The bright spot of late is the managers' other fund, Matthews China Small Companies, which has a chart-topping 26% five-year annualized return. The managers follow the same investment process with the Small Companies fund as with the China fund, but they focus on firms with a market value between $1 billion and $5 billion.

Fast-growing technology and healthcare companies dominate the Chinese small-cap market, says Chwang, so close to 30% of the fund's assets are invested in those sectors. "Entrepreneurship is important to China's economic engine," she says. "These small companies contribute 60% to the country's overall gross domestic product growth."

Chwang expects Chinese stocks overall to post earnings growth of 10% to 15% over the next three to five years.
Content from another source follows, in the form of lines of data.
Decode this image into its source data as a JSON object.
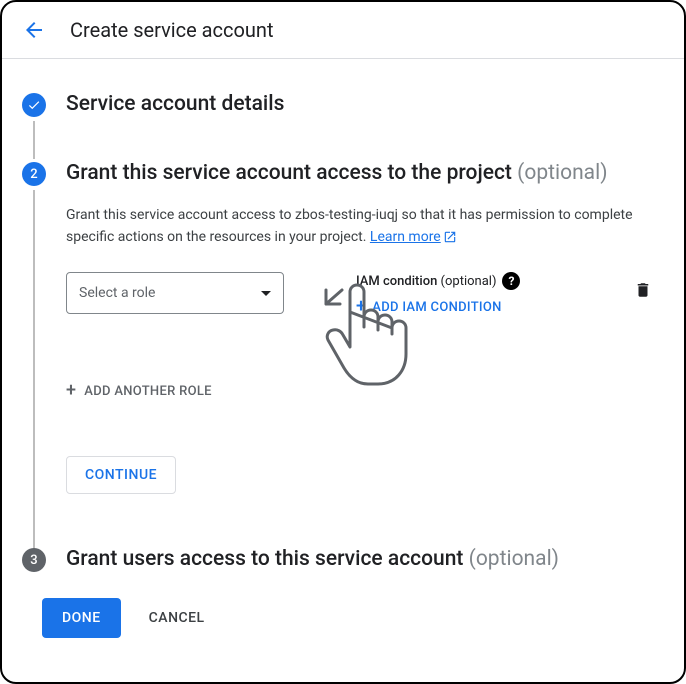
{
  "header": {
    "title": "Create service account"
  },
  "step1": {
    "title": "Service account details"
  },
  "step2": {
    "number": "2",
    "title": "Grant this service account access to the project",
    "optional": "(optional)",
    "description_prefix": "Grant this service account access to zbos-testing-iuqj so that it has permission to complete specific actions on the resources in your project. ",
    "learn_more": "Learn more",
    "role_placeholder": "Select a role",
    "iam_label": "IAM condition",
    "iam_optional": "(optional)",
    "add_iam": "ADD IAM CONDITION",
    "add_role": "ADD ANOTHER ROLE",
    "continue": "CONTINUE"
  },
  "step3": {
    "number": "3",
    "title": "Grant users access to this service account",
    "optional": "(optional)"
  },
  "footer": {
    "done": "DONE",
    "cancel": "CANCEL"
  }
}
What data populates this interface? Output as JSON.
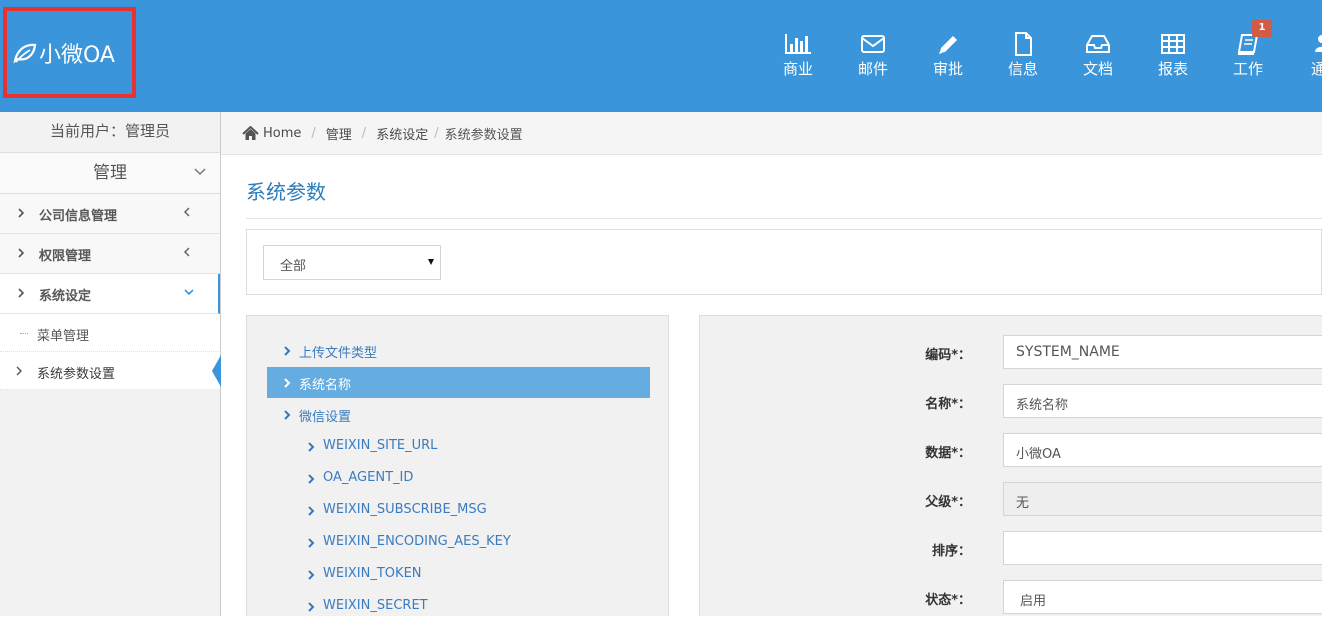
{
  "brand": {
    "name": "小微OA"
  },
  "nav": [
    {
      "label": "商业",
      "icon": "bar-chart-icon"
    },
    {
      "label": "邮件",
      "icon": "envelope-icon"
    },
    {
      "label": "审批",
      "icon": "pencil-icon"
    },
    {
      "label": "信息",
      "icon": "file-icon"
    },
    {
      "label": "文档",
      "icon": "inbox-icon"
    },
    {
      "label": "报表",
      "icon": "table-icon"
    },
    {
      "label": "工作",
      "icon": "book-icon",
      "badge": "1"
    },
    {
      "label": "通讯",
      "icon": "users-icon"
    }
  ],
  "sidebar": {
    "current_user": "当前用户：管理员",
    "section": "管理",
    "items": [
      {
        "label": "公司信息管理"
      },
      {
        "label": "权限管理"
      },
      {
        "label": "系统设定"
      }
    ],
    "subitems": [
      {
        "label": "菜单管理"
      },
      {
        "label": "系统参数设置"
      }
    ]
  },
  "breadcrumb": {
    "home": "Home",
    "items": [
      "管理",
      "系统设定",
      "系统参数设置"
    ]
  },
  "page": {
    "title": "系统参数"
  },
  "filter": {
    "selected": "全部"
  },
  "tree": [
    {
      "label": "上传文件类型"
    },
    {
      "label": "系统名称"
    },
    {
      "label": "微信设置"
    },
    {
      "label": "WEIXIN_SITE_URL"
    },
    {
      "label": "OA_AGENT_ID"
    },
    {
      "label": "WEIXIN_SUBSCRIBE_MSG"
    },
    {
      "label": "WEIXIN_ENCODING_AES_KEY"
    },
    {
      "label": "WEIXIN_TOKEN"
    },
    {
      "label": "WEIXIN_SECRET"
    }
  ],
  "form": {
    "fields": [
      {
        "label": "编码*：",
        "value": "SYSTEM_NAME"
      },
      {
        "label": "名称*：",
        "value": "系统名称"
      },
      {
        "label": "数据*：",
        "value": "小微OA"
      },
      {
        "label": "父级*：",
        "value": "无"
      },
      {
        "label": "排序：",
        "value": ""
      },
      {
        "label": "状态*：",
        "value": "启用"
      }
    ]
  },
  "colors": {
    "header": "#3a95da",
    "highlight": "#e83232",
    "tree_selected": "#65ace0",
    "badge": "#d15b47"
  }
}
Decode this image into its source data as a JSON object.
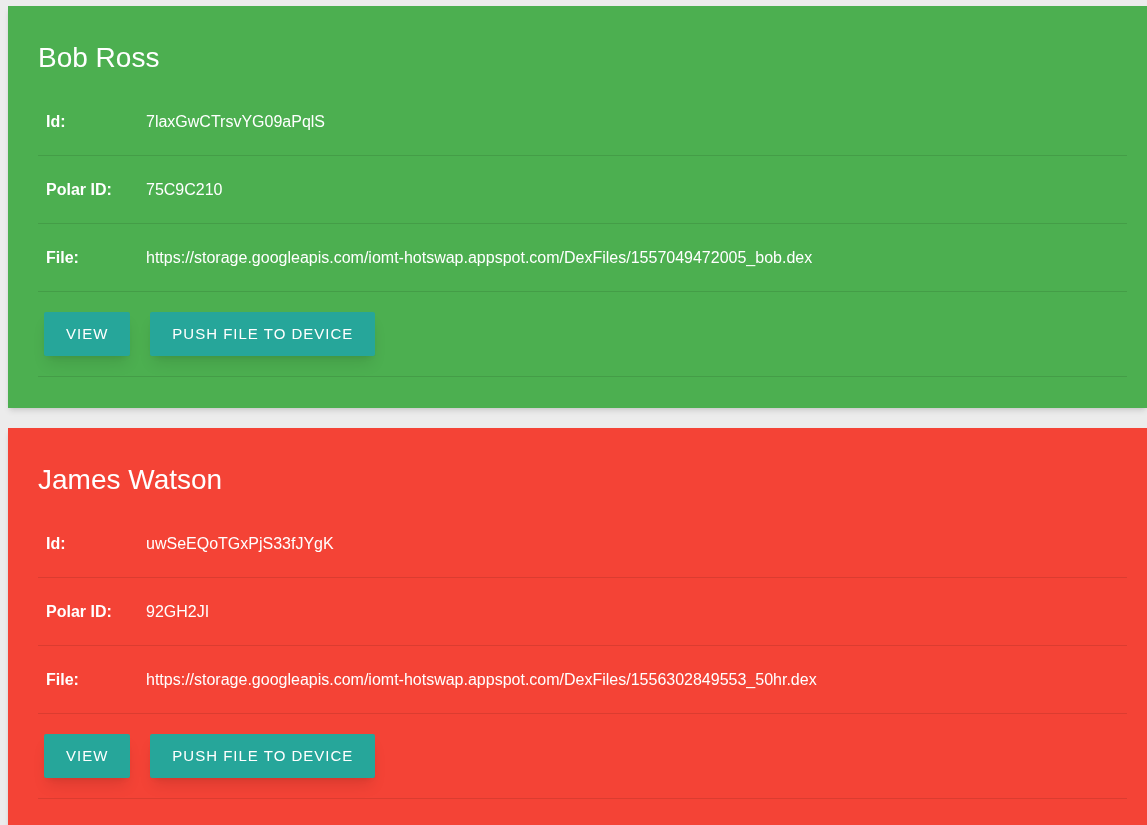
{
  "cards": [
    {
      "name": "Bob Ross",
      "color": "#4caf50",
      "fields": [
        {
          "label": "Id:",
          "value": "7laxGwCTrsvYG09aPqlS"
        },
        {
          "label": "Polar ID:",
          "value": "75C9C210"
        },
        {
          "label": "File:",
          "value": "https://storage.googleapis.com/iomt-hotswap.appspot.com/DexFiles/1557049472005_bob.dex"
        }
      ],
      "buttons": [
        "VIEW",
        "PUSH FILE TO DEVICE"
      ]
    },
    {
      "name": "James Watson",
      "color": "#f44336",
      "fields": [
        {
          "label": "Id:",
          "value": "uwSeEQoTGxPjS33fJYgK"
        },
        {
          "label": "Polar ID:",
          "value": "92GH2JI"
        },
        {
          "label": "File:",
          "value": "https://storage.googleapis.com/iomt-hotswap.appspot.com/DexFiles/1556302849553_50hr.dex"
        }
      ],
      "buttons": [
        "VIEW",
        "PUSH FILE TO DEVICE"
      ]
    }
  ]
}
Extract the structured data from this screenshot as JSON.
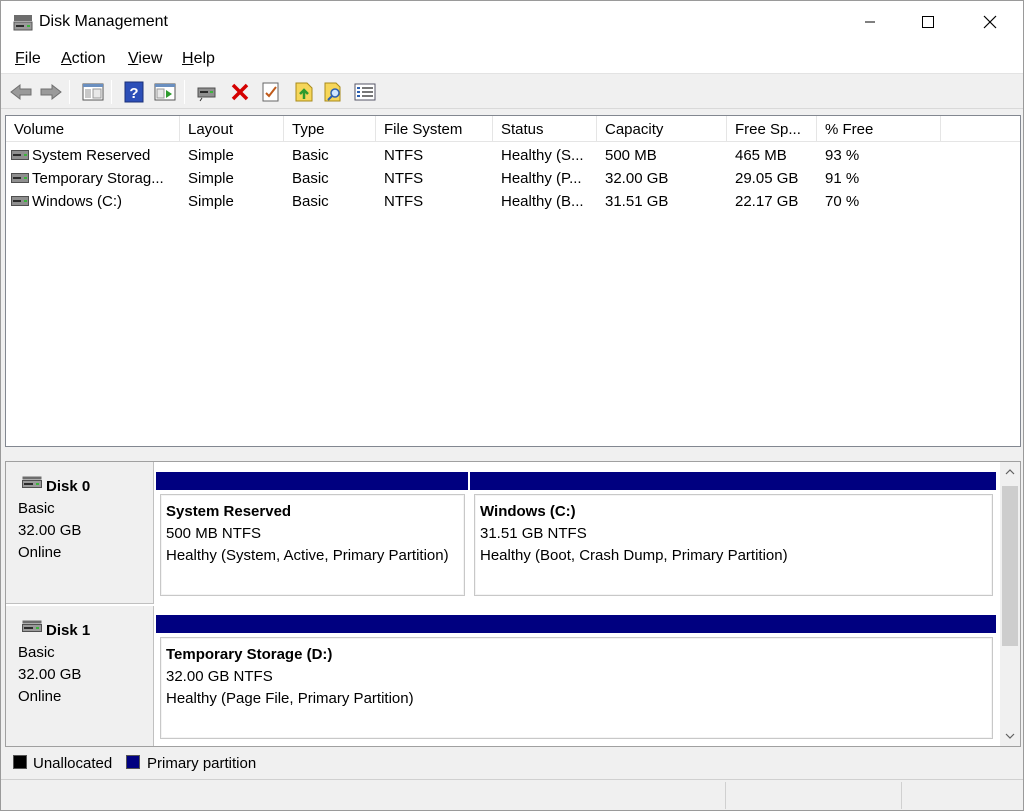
{
  "window": {
    "title": "Disk Management"
  },
  "menu": [
    {
      "label": "File",
      "accel": "F",
      "rest": "ile"
    },
    {
      "label": "Action",
      "accel": "A",
      "rest": "ction"
    },
    {
      "label": "View",
      "accel": "V",
      "rest": "iew"
    },
    {
      "label": "Help",
      "accel": "H",
      "rest": "elp"
    }
  ],
  "toolbar": {
    "icons": [
      "back-arrow-icon",
      "forward-arrow-icon",
      "show-hide-console-tree-icon",
      "help-icon",
      "show-hide-action-pane-icon",
      "connect-virtual-disk-icon",
      "delete-icon",
      "properties-icon",
      "export-list-icon",
      "find-icon",
      "settings-list-icon"
    ]
  },
  "volumes": {
    "headers": [
      "Volume",
      "Layout",
      "Type",
      "File System",
      "Status",
      "Capacity",
      "Free Sp...",
      "% Free"
    ],
    "rows": [
      [
        "System Reserved",
        "Simple",
        "Basic",
        "NTFS",
        "Healthy (S...",
        "500 MB",
        "465 MB",
        "93 %"
      ],
      [
        "Temporary Storag...",
        "Simple",
        "Basic",
        "NTFS",
        "Healthy (P...",
        "32.00 GB",
        "29.05 GB",
        "91 %"
      ],
      [
        "Windows (C:)",
        "Simple",
        "Basic",
        "NTFS",
        "Healthy (B...",
        "31.51 GB",
        "22.17 GB",
        "70 %"
      ]
    ]
  },
  "disks": [
    {
      "name": "Disk 0",
      "type": "Basic",
      "size": "32.00 GB",
      "state": "Online",
      "partitions": [
        {
          "name": "System Reserved",
          "size_fs": "500 MB NTFS",
          "status": "Healthy (System, Active, Primary Partition)"
        },
        {
          "name": "Windows  (C:)",
          "size_fs": "31.51 GB NTFS",
          "status": "Healthy (Boot, Crash Dump, Primary Partition)"
        }
      ]
    },
    {
      "name": "Disk 1",
      "type": "Basic",
      "size": "32.00 GB",
      "state": "Online",
      "partitions": [
        {
          "name": "Temporary Storage  (D:)",
          "size_fs": "32.00 GB NTFS",
          "status": "Healthy (Page File, Primary Partition)"
        }
      ]
    }
  ],
  "legend": [
    {
      "label": "Unallocated",
      "color": "#000000"
    },
    {
      "label": "Primary partition",
      "color": "#000080"
    }
  ],
  "colors": {
    "partition_bar": "#000080",
    "delete_red": "#d40000"
  }
}
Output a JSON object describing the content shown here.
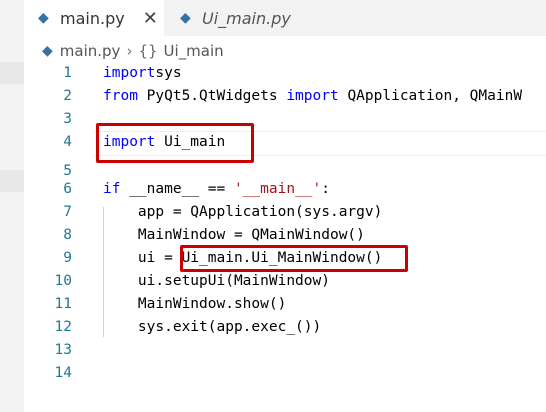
{
  "tabs": [
    {
      "label": "main.py",
      "close": "✕",
      "active": true
    },
    {
      "label": "Ui_main.py",
      "active": false
    }
  ],
  "breadcrumb": {
    "file": "main.py",
    "sep": "›",
    "brace": "{}",
    "symbol": "Ui_main"
  },
  "lines": [
    {
      "n": "1",
      "parts": [
        [
          "kw",
          "import"
        ],
        [
          "",
          "sys"
        ]
      ]
    },
    {
      "n": "2",
      "parts": [
        [
          "kw",
          "from"
        ],
        [
          "",
          " PyQt5.QtWidgets "
        ],
        [
          "kw",
          "import"
        ],
        [
          "",
          " QApplication, QMainW"
        ]
      ]
    },
    {
      "n": "3",
      "parts": []
    },
    {
      "n": "4",
      "parts": [
        [
          "kw",
          "import"
        ],
        [
          "",
          " Ui_main"
        ]
      ]
    },
    {
      "n": "5",
      "parts": []
    },
    {
      "n": "6",
      "parts": [
        [
          "kw",
          "if"
        ],
        [
          "",
          " __name__ == "
        ],
        [
          "str",
          "'__main__'"
        ],
        [
          "",
          ":"
        ]
      ]
    },
    {
      "n": "7",
      "parts": [
        [
          "",
          "    app = QApplication(sys.argv)"
        ]
      ]
    },
    {
      "n": "8",
      "parts": [
        [
          "",
          "    MainWindow = QMainWindow()"
        ]
      ]
    },
    {
      "n": "9",
      "parts": [
        [
          "",
          "    ui = Ui_main.Ui_MainWindow()"
        ]
      ]
    },
    {
      "n": "10",
      "parts": [
        [
          "",
          "    ui.setupUi(MainWindow)"
        ]
      ]
    },
    {
      "n": "11",
      "parts": [
        [
          "",
          "    MainWindow.show()"
        ]
      ]
    },
    {
      "n": "12",
      "parts": [
        [
          "",
          "    sys.exit(app.exec_())"
        ]
      ]
    },
    {
      "n": "13",
      "parts": []
    },
    {
      "n": "14",
      "parts": []
    }
  ],
  "colors": {
    "highlight_box": "#cc0000",
    "keyword": "#0000ff",
    "string": "#a31515",
    "line_number": "#237893"
  }
}
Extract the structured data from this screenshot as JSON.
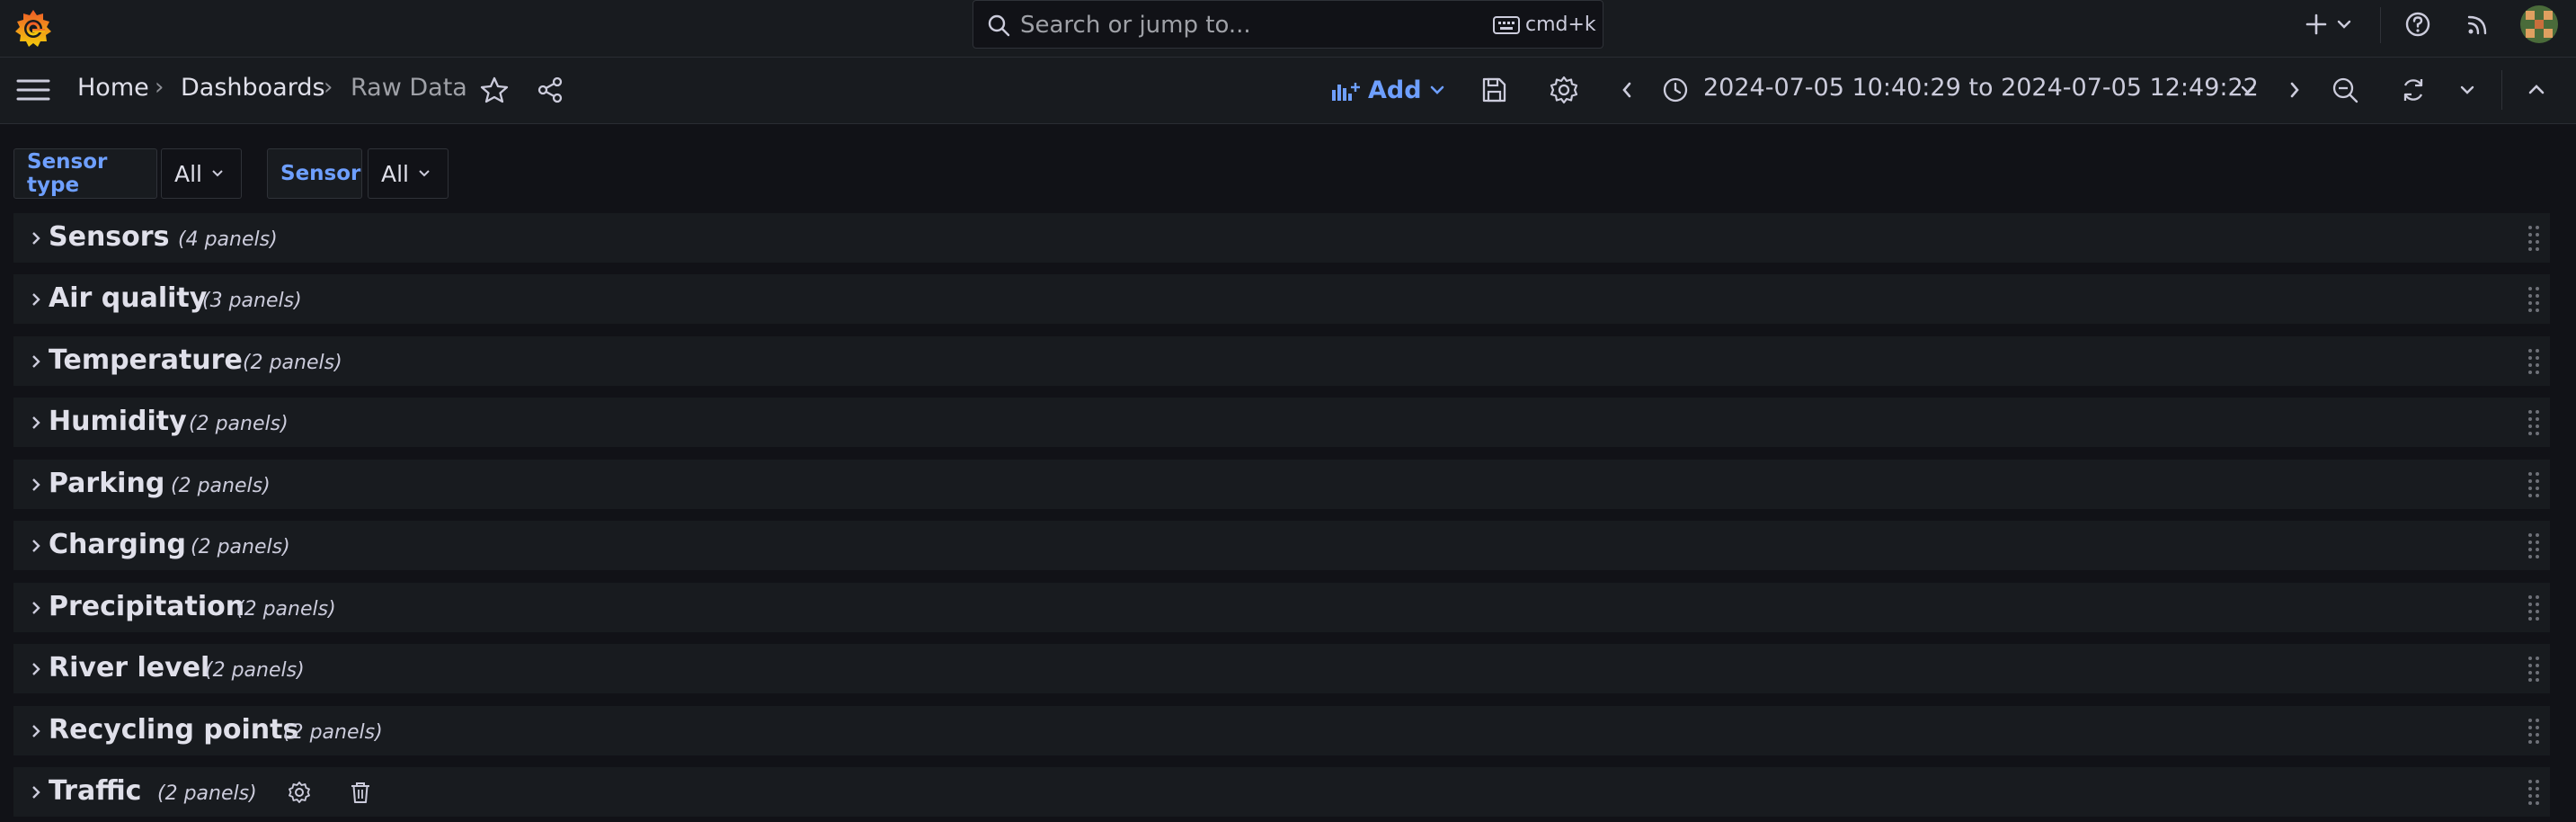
{
  "topbar": {
    "search_placeholder": "Search or jump to...",
    "search_shortcut": "cmd+k"
  },
  "breadcrumb": {
    "home": "Home",
    "dashboards": "Dashboards",
    "current": "Raw Data"
  },
  "toolbar": {
    "add_label": "Add",
    "time_from": "2024-07-05 10:40:29",
    "time_to_word": "to",
    "time_to": "2024-07-05 12:49:22"
  },
  "variables": [
    {
      "label": "Sensor type",
      "value": "All"
    },
    {
      "label": "Sensor",
      "value": "All"
    }
  ],
  "rows": [
    {
      "title": "Sensors",
      "count": "(4 panels)"
    },
    {
      "title": "Air quality",
      "count": "(3 panels)"
    },
    {
      "title": "Temperature",
      "count": "(2 panels)"
    },
    {
      "title": "Humidity",
      "count": "(2 panels)"
    },
    {
      "title": "Parking",
      "count": "(2 panels)"
    },
    {
      "title": "Charging",
      "count": "(2 panels)"
    },
    {
      "title": "Precipitation",
      "count": "(2 panels)"
    },
    {
      "title": "River level",
      "count": "(2 panels)"
    },
    {
      "title": "Recycling points",
      "count": "(2 panels)"
    },
    {
      "title": "Traffic",
      "count": "(2 panels)"
    }
  ],
  "colors": {
    "accent": "#6e9fff",
    "background": "#111217",
    "panel": "#181b1f"
  }
}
And shares are relatively cheap: China stocks trade at 14 times expected earnings for the year ahead; U.S. shares trade at 22 times earnings.

china shares table

As of August 6, 2021. Source: Morningstar
Nellie S. Huang
Senior Associate Editor, Kiplinger's Personal Finance

Nellie joined Kiplinger in August 2011 after a seven-year stint in Hong Kong. There, she worked for the Wall Street Journal Asia, where as lifestyle editor, she launched and edited Scene Asia, an online guide to food, wine, entertainment and the arts in Asia. Prior to that, she was an editor at Weekend Journal, the Friday lifestyle section of the Wall Street Journal Asia. Kiplinger isn't Nellie's first foray into personal finance: She has also worked at SmartMoney (rising from fact-checker to senior writer), and she was a senior editor at Money.